SureChEMBL has disrupted the field of patent chemistry by liberating chemical structures and knowledge locked in text and images, and by making the compound-patent associations freely and fully searchable and accessible on a daily basis to everyone: academics, IP professionals, content providers, software vendors, biotechs, small and big pharma, and related chemical industries. The speed, scale and scope of the data is unprecedented for a public resource. 

SureChEMBL has been around for less than two years; during this time, it has evolved into a full-blown chemistry resource provided by the EMBL-EBI: the SureChEMBL interface was revamped and released last year, including combined keyword and structure-based queries against the annotated patent corpus. All chemistry is integrated with UniChem and there are several ways to access the data in bulk, including flat files and a data client. Very soon, the data will be fully integrated and available via the Open PHACTS web service API, including, for the first time, gene and disease annotations from patents, in addition to the chemistry ones.

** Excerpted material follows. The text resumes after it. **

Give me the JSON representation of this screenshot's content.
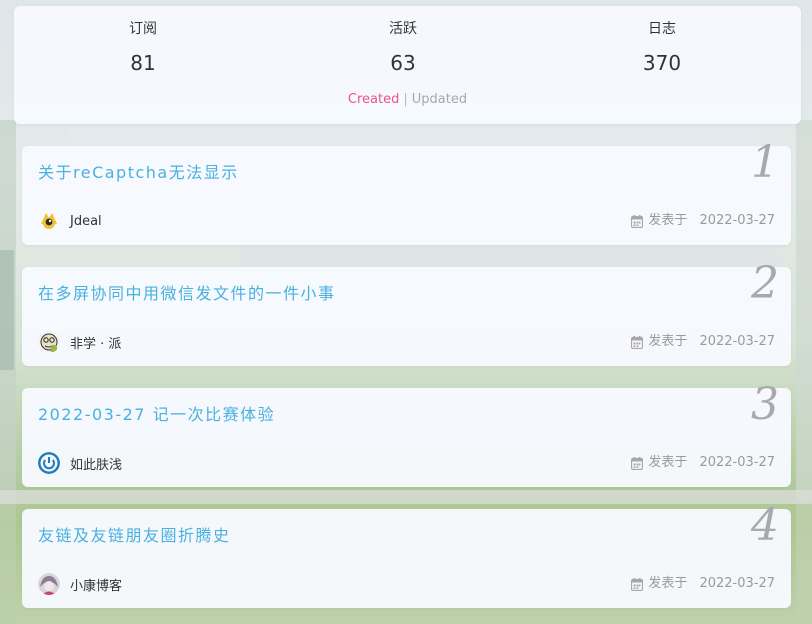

So we're very happy now that another milestone has been reached: the official NAR publication for SureChEMBL is available in the usual Open Access format.

Here's the abstract:

SureChEMBL is a publicly available large-scale resource containing compounds extracted from the full text, images and attachments of patent documents. The data are extracted from the patent literature according to an automated text and image-mining pipeline on a daily basis. SureChEMBL provides access to a previously unavailable, open and timely set of annotated compound-patent associations, complemented with sophisticated combined structure and keyword-based search capabilities against the compound repository and patent document corpus; given the wealth of knowledge hidden in patent documents, analysis of SureChEMBL data has immediate applications in drug discovery, medicinal chemistry and other commercial areas of chemical science. Currently, the database contains 17 million compounds extracted from 14 million patent documents.

%A Papadatos, George
%A Davies, Mark
%A Dedman, Nathan
%A Chambers, Jon
%A Gaulton, Anna
%A Siddle, James
%A Koks, Richard
%A Irvine, Sean A.
%A Pettersson, Joe
%A Goncharoff, Nicko
%A Hersey, Anne
%A Overington, John P.
%T SureChEMBL: a large-scale, chemically annotated patent document database
%0 Journal Article
%D 2015 
%J Nucleic Acids Research 
%R 10.1093/nar/gkv1253 
%U http://nar.oxfordjournals.org/content/early/2015/11/17/nar.gkv1253.abstract 



George